[Data excerpts]
- - - - - - -

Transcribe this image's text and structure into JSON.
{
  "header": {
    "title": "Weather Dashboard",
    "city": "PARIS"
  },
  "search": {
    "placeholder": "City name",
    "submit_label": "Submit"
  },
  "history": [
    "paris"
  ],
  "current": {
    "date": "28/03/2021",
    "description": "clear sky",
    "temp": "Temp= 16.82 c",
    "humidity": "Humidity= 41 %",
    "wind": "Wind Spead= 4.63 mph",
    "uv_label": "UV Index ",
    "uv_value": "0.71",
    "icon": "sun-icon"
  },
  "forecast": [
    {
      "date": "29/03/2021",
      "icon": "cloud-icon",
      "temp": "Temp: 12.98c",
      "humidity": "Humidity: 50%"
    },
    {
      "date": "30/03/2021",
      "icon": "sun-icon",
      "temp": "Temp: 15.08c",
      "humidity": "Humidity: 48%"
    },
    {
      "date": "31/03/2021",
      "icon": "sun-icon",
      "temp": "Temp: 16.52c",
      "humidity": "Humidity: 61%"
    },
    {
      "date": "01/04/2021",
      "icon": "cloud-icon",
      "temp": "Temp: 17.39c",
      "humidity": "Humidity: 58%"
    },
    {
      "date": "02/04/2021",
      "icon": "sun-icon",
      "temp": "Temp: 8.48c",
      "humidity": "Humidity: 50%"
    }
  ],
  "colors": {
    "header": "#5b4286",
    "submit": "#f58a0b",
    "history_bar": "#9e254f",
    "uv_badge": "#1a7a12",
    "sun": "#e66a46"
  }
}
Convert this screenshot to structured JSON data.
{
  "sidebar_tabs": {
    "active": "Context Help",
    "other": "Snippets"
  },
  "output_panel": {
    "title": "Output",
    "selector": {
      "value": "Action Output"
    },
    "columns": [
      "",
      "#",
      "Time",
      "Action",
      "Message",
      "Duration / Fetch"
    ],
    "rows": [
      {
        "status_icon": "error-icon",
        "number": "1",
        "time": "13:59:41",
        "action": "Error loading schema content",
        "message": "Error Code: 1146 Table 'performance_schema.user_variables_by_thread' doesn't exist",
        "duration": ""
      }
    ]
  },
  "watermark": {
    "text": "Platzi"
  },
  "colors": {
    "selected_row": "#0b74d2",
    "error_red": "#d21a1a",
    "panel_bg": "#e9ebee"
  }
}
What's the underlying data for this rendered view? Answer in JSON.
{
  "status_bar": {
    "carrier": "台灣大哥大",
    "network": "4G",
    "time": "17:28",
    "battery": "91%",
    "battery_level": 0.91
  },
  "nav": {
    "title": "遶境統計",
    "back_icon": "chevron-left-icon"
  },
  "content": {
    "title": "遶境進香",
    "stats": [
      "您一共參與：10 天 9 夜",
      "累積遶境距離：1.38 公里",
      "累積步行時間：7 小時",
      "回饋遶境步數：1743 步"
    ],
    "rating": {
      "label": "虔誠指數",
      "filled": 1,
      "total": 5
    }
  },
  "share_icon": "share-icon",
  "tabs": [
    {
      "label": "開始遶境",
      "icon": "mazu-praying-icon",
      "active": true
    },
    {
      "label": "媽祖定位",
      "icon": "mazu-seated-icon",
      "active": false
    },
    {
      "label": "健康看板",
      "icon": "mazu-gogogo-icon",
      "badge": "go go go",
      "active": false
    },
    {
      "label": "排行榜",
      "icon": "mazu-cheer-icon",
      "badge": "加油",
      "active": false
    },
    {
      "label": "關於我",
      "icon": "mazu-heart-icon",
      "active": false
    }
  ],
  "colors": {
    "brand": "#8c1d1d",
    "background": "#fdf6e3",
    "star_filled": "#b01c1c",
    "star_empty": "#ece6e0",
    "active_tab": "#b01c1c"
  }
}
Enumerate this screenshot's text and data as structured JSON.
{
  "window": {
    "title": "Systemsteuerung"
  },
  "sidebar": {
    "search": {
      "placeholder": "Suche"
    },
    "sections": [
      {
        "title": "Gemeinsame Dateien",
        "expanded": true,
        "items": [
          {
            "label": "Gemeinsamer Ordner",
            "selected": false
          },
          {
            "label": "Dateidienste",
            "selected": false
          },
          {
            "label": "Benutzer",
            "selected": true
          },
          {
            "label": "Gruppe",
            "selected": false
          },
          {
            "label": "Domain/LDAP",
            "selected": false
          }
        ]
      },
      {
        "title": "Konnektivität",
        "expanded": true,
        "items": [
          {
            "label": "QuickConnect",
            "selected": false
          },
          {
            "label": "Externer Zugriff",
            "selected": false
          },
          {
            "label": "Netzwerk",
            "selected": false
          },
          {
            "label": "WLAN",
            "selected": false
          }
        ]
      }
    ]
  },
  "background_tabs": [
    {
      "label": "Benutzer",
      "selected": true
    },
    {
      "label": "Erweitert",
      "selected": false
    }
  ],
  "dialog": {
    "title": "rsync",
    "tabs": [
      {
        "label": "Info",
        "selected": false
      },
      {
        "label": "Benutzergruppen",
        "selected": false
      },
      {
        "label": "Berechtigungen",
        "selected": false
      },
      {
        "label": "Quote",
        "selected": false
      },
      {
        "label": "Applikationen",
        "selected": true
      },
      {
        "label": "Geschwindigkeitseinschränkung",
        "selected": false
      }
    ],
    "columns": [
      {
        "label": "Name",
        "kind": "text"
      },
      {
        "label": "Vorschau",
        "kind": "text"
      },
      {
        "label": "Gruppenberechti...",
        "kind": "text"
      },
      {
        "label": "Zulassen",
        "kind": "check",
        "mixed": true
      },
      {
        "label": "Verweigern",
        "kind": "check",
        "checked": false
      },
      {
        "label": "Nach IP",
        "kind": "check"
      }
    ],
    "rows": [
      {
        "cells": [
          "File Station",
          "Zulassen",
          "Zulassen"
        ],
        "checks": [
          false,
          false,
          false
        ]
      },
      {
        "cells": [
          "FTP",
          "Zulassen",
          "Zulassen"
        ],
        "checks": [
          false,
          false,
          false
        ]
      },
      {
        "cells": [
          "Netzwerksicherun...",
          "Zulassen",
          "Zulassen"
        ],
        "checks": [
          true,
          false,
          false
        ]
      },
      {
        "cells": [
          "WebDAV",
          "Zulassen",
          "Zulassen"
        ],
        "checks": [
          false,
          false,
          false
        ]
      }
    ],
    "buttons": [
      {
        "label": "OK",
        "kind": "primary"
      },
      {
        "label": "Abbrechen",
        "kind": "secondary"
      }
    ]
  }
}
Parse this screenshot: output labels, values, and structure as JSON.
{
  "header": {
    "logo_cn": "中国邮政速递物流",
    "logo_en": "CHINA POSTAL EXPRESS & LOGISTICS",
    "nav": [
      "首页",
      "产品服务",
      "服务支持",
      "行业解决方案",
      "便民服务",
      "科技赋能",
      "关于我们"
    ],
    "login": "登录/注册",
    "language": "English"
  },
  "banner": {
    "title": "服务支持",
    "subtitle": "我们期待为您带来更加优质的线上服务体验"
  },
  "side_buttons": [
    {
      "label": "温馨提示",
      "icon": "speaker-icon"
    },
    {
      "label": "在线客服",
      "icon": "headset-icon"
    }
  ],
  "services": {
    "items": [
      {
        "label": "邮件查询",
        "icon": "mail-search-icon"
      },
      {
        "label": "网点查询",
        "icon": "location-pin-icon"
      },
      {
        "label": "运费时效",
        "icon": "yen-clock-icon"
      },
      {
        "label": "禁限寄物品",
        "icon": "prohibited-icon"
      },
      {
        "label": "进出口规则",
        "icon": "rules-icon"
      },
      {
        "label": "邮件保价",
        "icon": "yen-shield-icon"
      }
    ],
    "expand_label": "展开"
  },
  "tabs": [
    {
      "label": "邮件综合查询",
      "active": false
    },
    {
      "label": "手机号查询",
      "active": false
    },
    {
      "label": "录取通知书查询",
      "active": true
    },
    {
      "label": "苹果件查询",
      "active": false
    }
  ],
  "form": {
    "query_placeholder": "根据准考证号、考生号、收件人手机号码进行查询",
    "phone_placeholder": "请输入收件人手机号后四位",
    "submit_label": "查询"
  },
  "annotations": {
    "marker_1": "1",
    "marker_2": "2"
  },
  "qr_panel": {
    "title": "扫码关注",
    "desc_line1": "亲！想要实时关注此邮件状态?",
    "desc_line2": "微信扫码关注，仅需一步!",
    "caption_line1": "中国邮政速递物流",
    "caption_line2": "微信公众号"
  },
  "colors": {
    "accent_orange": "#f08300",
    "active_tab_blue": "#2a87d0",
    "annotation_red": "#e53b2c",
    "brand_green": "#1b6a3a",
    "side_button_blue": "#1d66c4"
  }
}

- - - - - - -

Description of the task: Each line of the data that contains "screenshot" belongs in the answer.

Exercise answer:
Convert this screenshot to structured JSON data.
Enumerate this screenshot's text and data as structured JSON.
Parse this screenshot: output labels, values, and structure as JSON.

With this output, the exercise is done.